We’re proud to announce the new #eLevateHALO roster with the pickup of ex-Noble. Read here: https://t.co/rC6NmUGHGV
The letter tackles many situations that the team had been put through. Allegedly calling out Noble for attempting to dodge the IRS by dividing the HWC winnings to the players in small increments. It also seems that there was confusion amongst the players in regards to the contract as it wasn’t clear how long they were really contracted for. The organization allegedly had issues getting proper equipment to the players in a reasonable time, although according to Swiftkill, the promised gear however was apparently never stated in the contract. The gear referring to controllers, headsets, clothing, and gaming seats which were indeed delivered but some being sent after Regional Finals. According to Noble’s aforementioned article, the players have yet to receive the chairs. In regards to ESL’s involvement, it seems that this came about because Paul (assumed to be Rogue based on the context of the Noble article and Swiftkill’s letter) had refused to speak with Swiftkill. Swiftkill had contacted ESL about the situation requesting a Team Name change and a coaching change on Feb. 26, ESL responded by requesting a Skype conversation on the Feb. 27. ESL and Swiftkill’s team had the call scheduled for the Feb. 29 allegedly. The letter talked about how the team wasn’t properly cared for, and that they essentially did all the work to qualify for HWC Finals and Noble benefitted from it. Plenty of shots were fired in the direction of Noble, and according to Swiftkill, there isn’t enough legal “clout” for them to really do anything about it. At the end of the letter, Swiftkill declared, “We cannot – and will not – be forced to receive pay to evade taxes or to help Noble to evade theirs. We also will not stand to continue in a contract that says we are committed to 2 or 6 months, to receive seven or 16.25% of revenues, or where we can buyout each other from our own Halo team. It’s a quite literal joke – and we are no longer part or party of it. We are moving on, and our best advice to Noble is to do the same. If you want to continue to drag your own name through the mud, by all means, but rest assured we are over it.” At the end of the day, things aren’t looking good for Noble eSports. They no longer have a team for the Halo World Championship Finals, and the accusations against the organization alone, if found to be true, are absolutely absurd. Even managing to create another team may prove to be difficult as players could be apprehensive to the organization. On a positive note, we still get to see the roster compete in the HWC Finals. We can be sure the team will continue to surprise us and play extremely well on March 18-20. They did so, despite the drama the team was going through, in the NA Regional Finals, thus proving the team is hungry to win it all.

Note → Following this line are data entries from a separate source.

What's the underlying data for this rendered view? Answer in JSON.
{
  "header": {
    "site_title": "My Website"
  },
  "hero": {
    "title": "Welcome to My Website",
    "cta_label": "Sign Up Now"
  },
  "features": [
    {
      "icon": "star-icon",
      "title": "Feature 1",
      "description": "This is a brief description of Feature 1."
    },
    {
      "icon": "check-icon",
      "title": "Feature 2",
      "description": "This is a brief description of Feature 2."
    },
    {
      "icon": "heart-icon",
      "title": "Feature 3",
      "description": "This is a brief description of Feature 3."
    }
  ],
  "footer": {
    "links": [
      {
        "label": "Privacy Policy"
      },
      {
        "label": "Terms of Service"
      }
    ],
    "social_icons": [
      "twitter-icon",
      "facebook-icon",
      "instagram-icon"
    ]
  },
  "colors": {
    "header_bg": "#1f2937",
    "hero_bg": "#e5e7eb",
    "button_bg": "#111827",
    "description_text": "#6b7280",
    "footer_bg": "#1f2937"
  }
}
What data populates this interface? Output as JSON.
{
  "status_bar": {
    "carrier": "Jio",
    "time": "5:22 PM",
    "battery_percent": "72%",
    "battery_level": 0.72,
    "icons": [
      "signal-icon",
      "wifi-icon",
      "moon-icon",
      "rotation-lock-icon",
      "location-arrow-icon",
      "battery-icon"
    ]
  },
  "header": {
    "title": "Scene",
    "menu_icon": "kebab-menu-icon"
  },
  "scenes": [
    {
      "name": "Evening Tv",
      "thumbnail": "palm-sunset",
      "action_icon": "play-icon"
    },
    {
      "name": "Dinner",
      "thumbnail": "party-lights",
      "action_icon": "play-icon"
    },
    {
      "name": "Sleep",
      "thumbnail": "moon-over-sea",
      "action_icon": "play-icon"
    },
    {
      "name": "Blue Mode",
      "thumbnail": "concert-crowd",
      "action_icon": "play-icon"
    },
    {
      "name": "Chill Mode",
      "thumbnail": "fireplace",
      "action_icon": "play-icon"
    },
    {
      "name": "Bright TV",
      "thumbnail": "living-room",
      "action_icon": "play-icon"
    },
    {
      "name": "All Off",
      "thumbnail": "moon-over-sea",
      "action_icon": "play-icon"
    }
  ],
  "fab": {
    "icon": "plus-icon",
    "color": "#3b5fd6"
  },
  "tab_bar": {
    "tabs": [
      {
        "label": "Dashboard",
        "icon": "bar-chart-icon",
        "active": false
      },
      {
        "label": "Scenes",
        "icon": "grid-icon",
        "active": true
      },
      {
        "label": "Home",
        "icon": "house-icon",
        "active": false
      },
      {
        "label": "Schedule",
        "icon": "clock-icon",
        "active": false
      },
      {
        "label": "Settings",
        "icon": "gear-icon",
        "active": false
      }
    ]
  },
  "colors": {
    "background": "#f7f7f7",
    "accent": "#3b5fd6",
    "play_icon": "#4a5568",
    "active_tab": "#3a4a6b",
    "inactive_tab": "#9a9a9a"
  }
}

Here is our side of the story https://t.co/DMcECKW1AS
What’s your take on the issues between Noble and their former team? Do you think the reformed Team eLevate be able to continue to win under their circumstances? Let us know on Twitter – @eSportsNation or in the comments below.